Owing to secrecy laws, a practitioner’s hands can be bound when giving addiction care to the reluctant. Families will not be able to hear much about what an addictive person is saying in a closed-door meeting, and the addicted person may never consent to the meeting at all. Fortunately, many experts can assist families in having these sensitive and fraught discussions and transitioning such feelings of empathy into acts that can aid in the abating of a dependency.
As these practitioners are often called, interventionists excel in assisting families in publicly discussing recovery with the victim of drug addiction. Families can share their concerns about the disease’s development through these formal discussions with the interventionist on hand to offer recovery details. In some instances, the interventionist may also transfer the person to a qualified addiction care facility.
Continuing the Research
Actually, read up on drug addiction care and how patients may thrive can be beneficial. Still, as a referring practitioner, you will have more concerns about how addiction care can affect your patients and how you can better train them for the job ahead. If that’s the case, we’d be happy to assist.
We have years of expertise working with seemingly unsolvable cases of addiction care complicated by mental illness at Foundations Recovery Network. We have access to some of the most comprehensive Dual Diagnosis research accessible. We’re glad to talk about specific cases with you or refer you to one of our medical team members who can share their knowledge and experience. If you think it’s important, we can also assist with the admissions processes for your patients. Please contact us if you have any questions or would like to take any of the actions listed above. Admissions coordinators are open 24/7, to take the call and support you. We are more than happy to provide you with the assistance that you or your loved one deserve for addiction care.
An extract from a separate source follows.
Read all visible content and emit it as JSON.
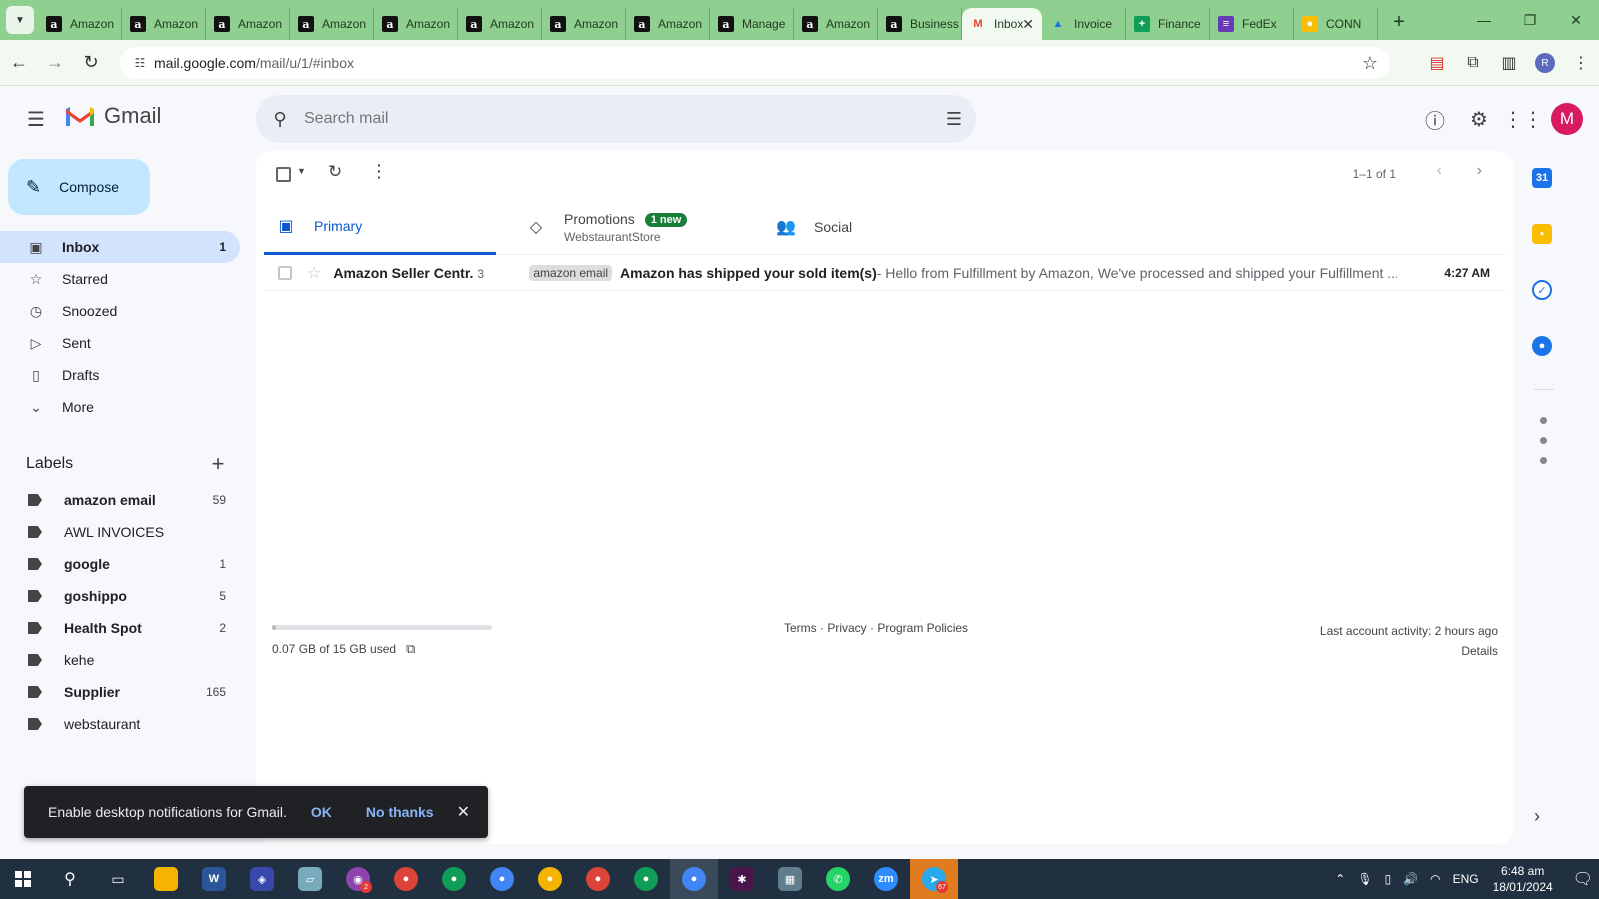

Ben Lesser is one of the most sought-after experts in health, fitness and medicine. His articles impress with unique research work as well as field-tested skills. We are honored to have Ben writing exclusively for Dualdiagnosis.org.